◆ Given data ◆
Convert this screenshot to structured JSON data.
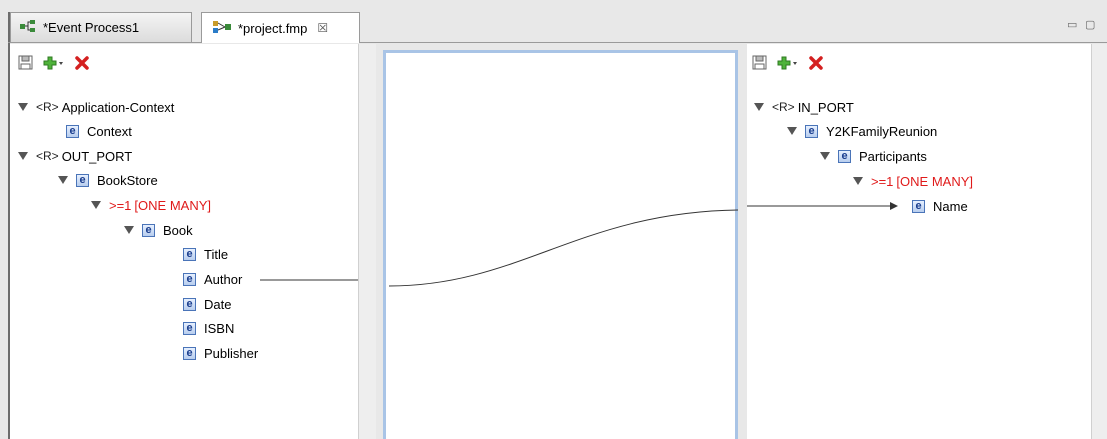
{
  "tabs": [
    {
      "label": "*Event Process1"
    },
    {
      "label": "*project.fmp",
      "close": "☒"
    }
  ],
  "window_controls": {
    "minimize": "▭",
    "maximize": "▢"
  },
  "left_tree": {
    "rows": [
      {
        "tag": "<R>",
        "label": "Application-Context"
      },
      {
        "label": "Context"
      },
      {
        "tag": "<R>",
        "label": "OUT_PORT"
      },
      {
        "label": "BookStore"
      },
      {
        "card": ">=1",
        "label": "[ONE MANY]"
      },
      {
        "label": "Book"
      },
      {
        "label": "Title"
      },
      {
        "label": "Author"
      },
      {
        "label": "Date"
      },
      {
        "label": "ISBN"
      },
      {
        "label": "Publisher"
      }
    ]
  },
  "right_tree": {
    "rows": [
      {
        "tag": "<R>",
        "label": "IN_PORT"
      },
      {
        "label": "Y2KFamilyReunion"
      },
      {
        "label": "Participants"
      },
      {
        "card": ">=1",
        "label": "[ONE MANY]"
      },
      {
        "label": "Name"
      }
    ]
  },
  "element_icon_letter": "e",
  "colors": {
    "cardinality": "#e01a1a",
    "mid_border": "#a9c4e6"
  }
}
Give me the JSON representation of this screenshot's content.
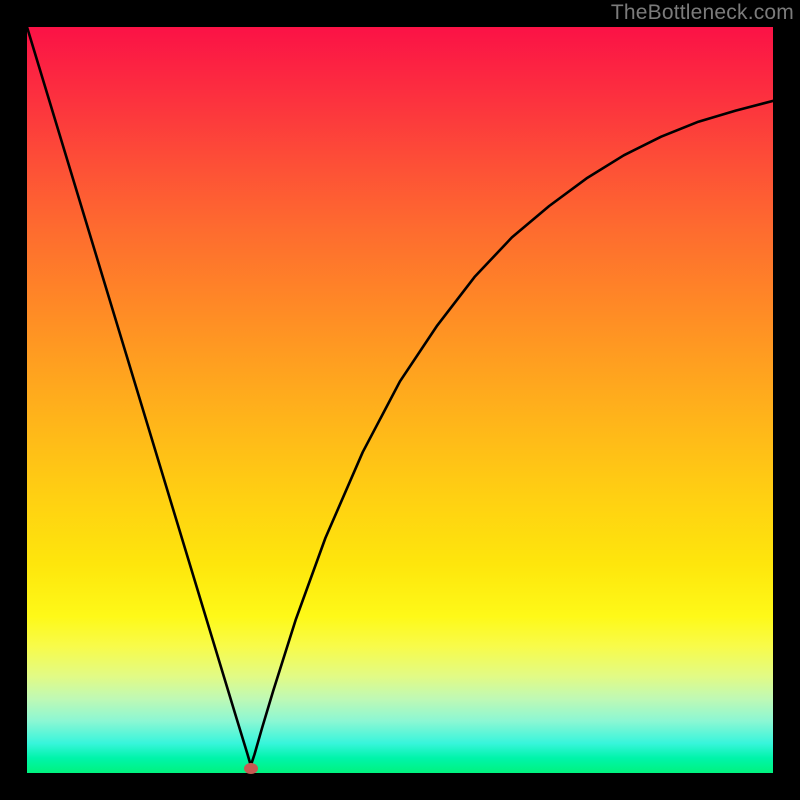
{
  "watermark": "TheBottleneck.com",
  "chart_data": {
    "type": "line",
    "title": "",
    "xlabel": "",
    "ylabel": "",
    "xlim": [
      0,
      1
    ],
    "ylim": [
      0,
      1
    ],
    "background_gradient": {
      "top_color": "#fb1246",
      "bottom_color": "#00f37e",
      "description": "vertical gradient red→orange→yellow→green, green zone at bottom indicates optimal region"
    },
    "series": [
      {
        "name": "bottleneck-curve",
        "description": "V-shaped curve: steep linear descent on left, minimum near x≈0.30, asymptotic rise on right",
        "x": [
          0.0,
          0.05,
          0.1,
          0.15,
          0.2,
          0.25,
          0.28,
          0.295,
          0.3,
          0.305,
          0.315,
          0.33,
          0.36,
          0.4,
          0.45,
          0.5,
          0.55,
          0.6,
          0.65,
          0.7,
          0.75,
          0.8,
          0.85,
          0.9,
          0.95,
          1.0
        ],
        "values": [
          1.0,
          0.835,
          0.67,
          0.505,
          0.34,
          0.175,
          0.076,
          0.027,
          0.01,
          0.025,
          0.06,
          0.11,
          0.205,
          0.315,
          0.43,
          0.525,
          0.6,
          0.665,
          0.718,
          0.76,
          0.797,
          0.828,
          0.853,
          0.873,
          0.888,
          0.901
        ]
      }
    ],
    "marker": {
      "name": "optimal-point",
      "x": 0.3,
      "y": 0.007,
      "color": "#c65a52"
    }
  }
}
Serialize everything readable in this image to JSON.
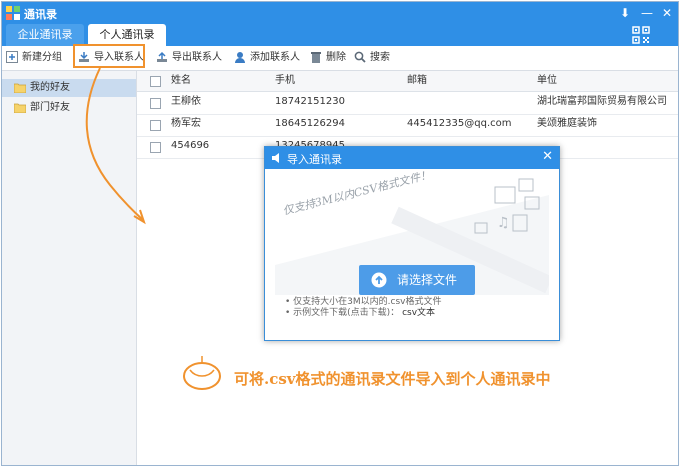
{
  "window": {
    "title": "通讯录",
    "controls": [
      "arrow-down-icon",
      "minimize-icon",
      "close-icon"
    ]
  },
  "tabs": [
    {
      "label": "企业通讯录",
      "active": false
    },
    {
      "label": "个人通讯录",
      "active": true
    }
  ],
  "toolbar": {
    "new_group": "新建分组",
    "import": "导入联系人",
    "export": "导出联系人",
    "add": "添加联系人",
    "delete": "删除",
    "search": "搜索"
  },
  "sidebar": {
    "items": [
      {
        "label": "我的好友",
        "selected": true
      },
      {
        "label": "部门好友",
        "selected": false
      }
    ]
  },
  "table": {
    "columns": [
      "姓名",
      "手机",
      "邮箱",
      "单位"
    ],
    "rows": [
      {
        "name": "王柳依",
        "phone": "18742151230",
        "email": "",
        "company": "湖北瑞富邦国际贸易有限公司"
      },
      {
        "name": "杨军宏",
        "phone": "18645126294",
        "email": "445412335@qq.com",
        "company": "美颂雅庭装饰"
      },
      {
        "name": "454696",
        "phone": "13245678945",
        "email": "",
        "company": ""
      }
    ]
  },
  "dialog": {
    "title": "导入通讯录",
    "handwriting": "仅支持3M以内CSV格式文件！",
    "button": "请选择文件",
    "tip1": "• 仅支持大小在3M以内的.csv格式文件",
    "tip2": "• 示例文件下载(点击下载)：",
    "tip2_link": "csv文本"
  },
  "caption": "可将.csv格式的通讯录文件导入到个人通讯录中",
  "colors": {
    "brand_blue": "#2f8fe6",
    "highlight_orange": "#f0922e",
    "button_blue": "#4d9ce8"
  }
}
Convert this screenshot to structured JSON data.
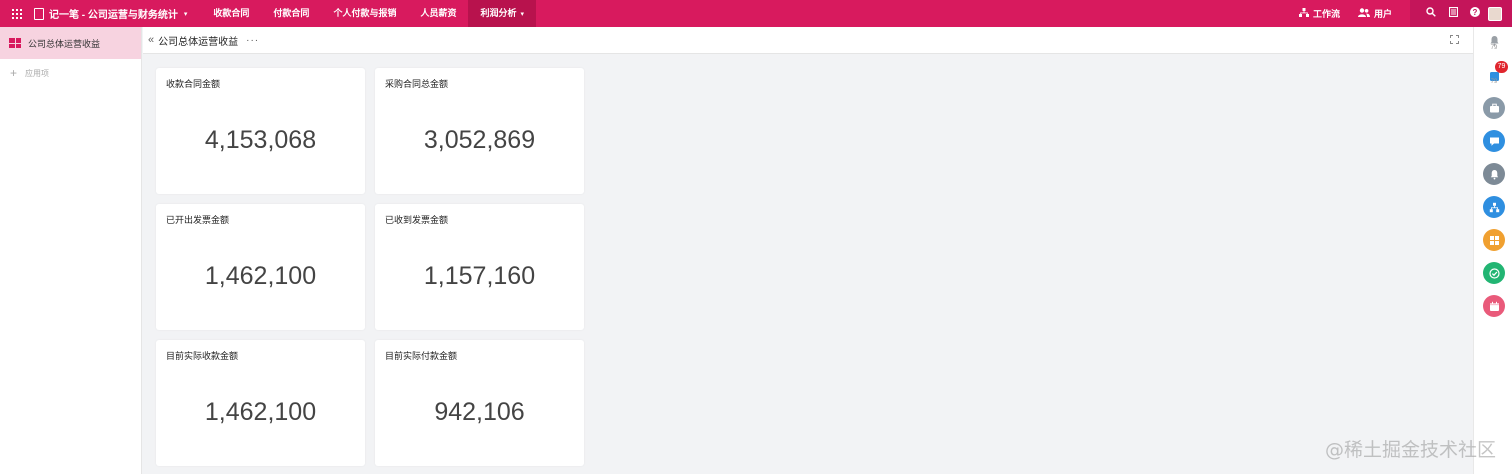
{
  "topbar": {
    "app_title": "记一笔 - 公司运营与财务统计",
    "menu": [
      {
        "label": "收款合同"
      },
      {
        "label": "付款合同"
      },
      {
        "label": "个人付款与报销"
      },
      {
        "label": "人员薪资"
      },
      {
        "label": "利润分析"
      }
    ],
    "workflow_label": "工作流",
    "users_label": "用户",
    "icons": [
      "grid-icon",
      "book-icon",
      "search-icon",
      "document-icon",
      "help-icon"
    ]
  },
  "sidebar": {
    "items": [
      {
        "label": "公司总体运营收益"
      }
    ],
    "add_label": "应用项"
  },
  "page": {
    "title": "公司总体运营收益",
    "more": "···"
  },
  "cards": [
    {
      "label": "收款合同金额",
      "value": "4,153,068"
    },
    {
      "label": "采购合同总金额",
      "value": "3,052,869"
    },
    {
      "label": "已开出发票金额",
      "value": "1,462,100"
    },
    {
      "label": "已收到发票金额",
      "value": "1,157,160"
    },
    {
      "label": "目前实际收款金额",
      "value": "1,462,100"
    },
    {
      "label": "目前实际付款金额",
      "value": "942,106"
    }
  ],
  "rightbar": {
    "notify_count": "79",
    "badge": "79",
    "second_count": "79",
    "icons": [
      "bell-icon",
      "task-icon",
      "briefcase-icon",
      "chat-icon",
      "notification-icon",
      "org-icon",
      "apps-icon",
      "check-icon",
      "calendar-icon"
    ],
    "colors": {
      "briefcase": "#8a9aa8",
      "chat": "#2f8fe0",
      "notification": "#7d8a96",
      "org": "#2f8fe0",
      "apps": "#f0a030",
      "check": "#22b573",
      "calendar": "#e95a7a"
    }
  },
  "colors": {
    "brand": "#d81a5e",
    "brand_dark": "#b8124d",
    "sidebar_active": "#f7d3e0"
  },
  "watermark": "@稀土掘金技术社区"
}
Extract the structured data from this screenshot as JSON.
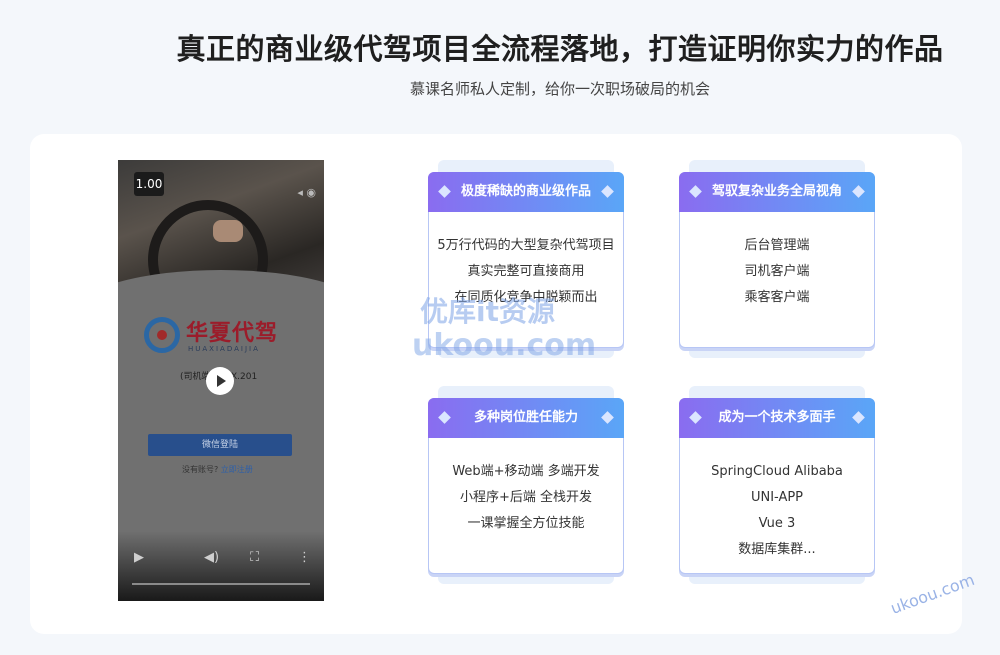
{
  "header": {
    "title": "真正的商业级代驾项目全流程落地，打造证明你实力的作品",
    "subtitle": "慕课名师私人定制，给你一次职场破局的机会"
  },
  "video": {
    "speed_label": "1.00",
    "logo_cn": "华夏代驾",
    "logo_en": "HUAXIADAIJIA",
    "version_line": "(司机端 20XX.201",
    "login_button": "微信登陆",
    "register_prompt": "没有账号?",
    "register_link": "立即注册"
  },
  "cards": [
    {
      "title": "极度稀缺的商业级作品",
      "lines": [
        "5万行代码的大型复杂代驾项目",
        "真实完整可直接商用",
        "在同质化竞争中脱颖而出"
      ]
    },
    {
      "title": "驾驭复杂业务全局视角",
      "lines": [
        "后台管理端",
        "司机客户端",
        "乘客客户端"
      ]
    },
    {
      "title": "多种岗位胜任能力",
      "lines": [
        "Web端+移动端 多端开发",
        "小程序+后端 全栈开发",
        "一课掌握全方位技能"
      ]
    },
    {
      "title": "成为一个技术多面手",
      "lines": [
        "SpringCloud Alibaba",
        "UNI-APP",
        "Vue 3",
        "数据库集群..."
      ]
    }
  ],
  "watermark": {
    "line1": "优库it资源",
    "line2": "ukoou.com",
    "corner": "ukoou.com"
  },
  "colors": {
    "accent_gradient_start": "#8a6cf0",
    "accent_gradient_end": "#5aa6f7",
    "login_button": "#284f8c"
  },
  "icons": [
    "play-icon",
    "volume-icon",
    "fullscreen-icon",
    "more-icon",
    "diamond-icon"
  ]
}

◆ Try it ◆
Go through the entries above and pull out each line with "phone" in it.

◆ Completed task ◆
        "phone": "18742151230",
        "phone": "18645126294",
        "phone": "13245678945",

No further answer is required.